= WHAT YOU WILL DO =
Look for the word "type". Copy every line of the listing where it occurs.

= EXTRACTED DATA =
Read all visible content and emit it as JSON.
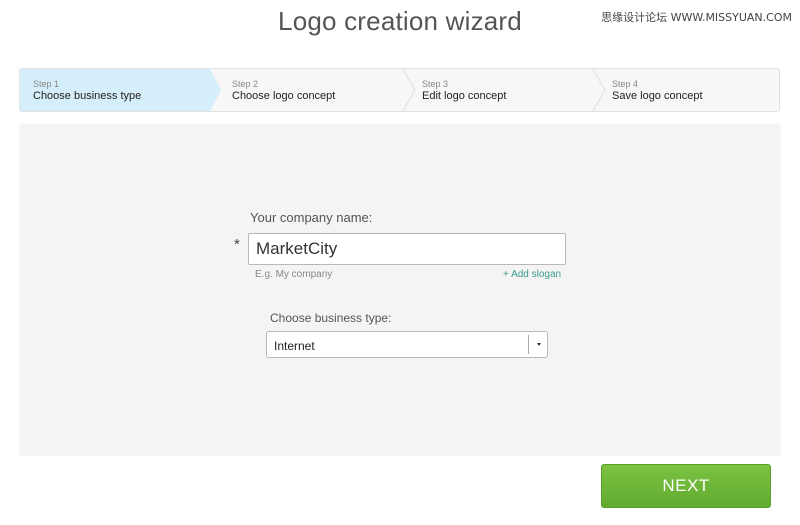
{
  "watermark": "思缘设计论坛 WWW.MISSYUAN.COM",
  "title": "Logo creation wizard",
  "steps": [
    {
      "num": "Step 1",
      "label": "Choose business type",
      "active": true
    },
    {
      "num": "Step 2",
      "label": "Choose logo concept",
      "active": false
    },
    {
      "num": "Step 3",
      "label": "Edit logo concept",
      "active": false
    },
    {
      "num": "Step 4",
      "label": "Save logo concept",
      "active": false
    }
  ],
  "form": {
    "company_label": "Your company name:",
    "required_mark": "*",
    "company_value": "MarketCity",
    "company_hint": "E.g. My company",
    "add_slogan": "+ Add slogan",
    "business_label": "Choose business type:",
    "business_value": "Internet"
  },
  "next_label": "NEXT",
  "colors": {
    "active_step": "#d5eefb",
    "next_button": "#6ab436",
    "link": "#3a9a8c"
  }
}
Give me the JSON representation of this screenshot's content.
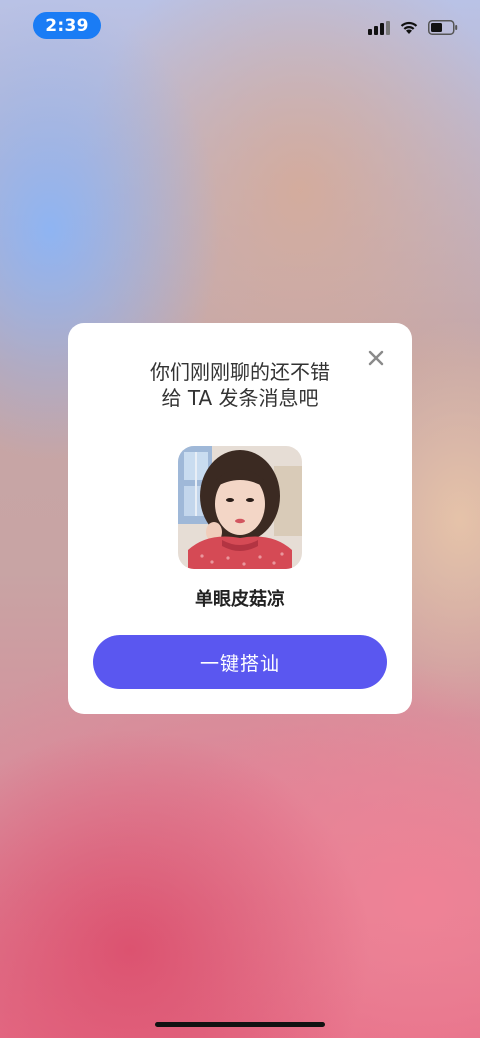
{
  "status_bar": {
    "time": "2:39",
    "icons": [
      "cellular-signal-icon",
      "wifi-icon",
      "battery-icon"
    ],
    "time_pill_color": "#1a7cf5"
  },
  "modal": {
    "title_line1": "你们刚刚聊的还不错",
    "title_line2": "给 TA 发条消息吧",
    "close_icon": "close-icon",
    "username": "单眼皮菇凉",
    "button_label": "一键搭讪",
    "button_color": "#5a57f0"
  }
}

= WRITTEN SOLUTION =
      "label": "Choose business type",
    "business_label": "Choose business type:",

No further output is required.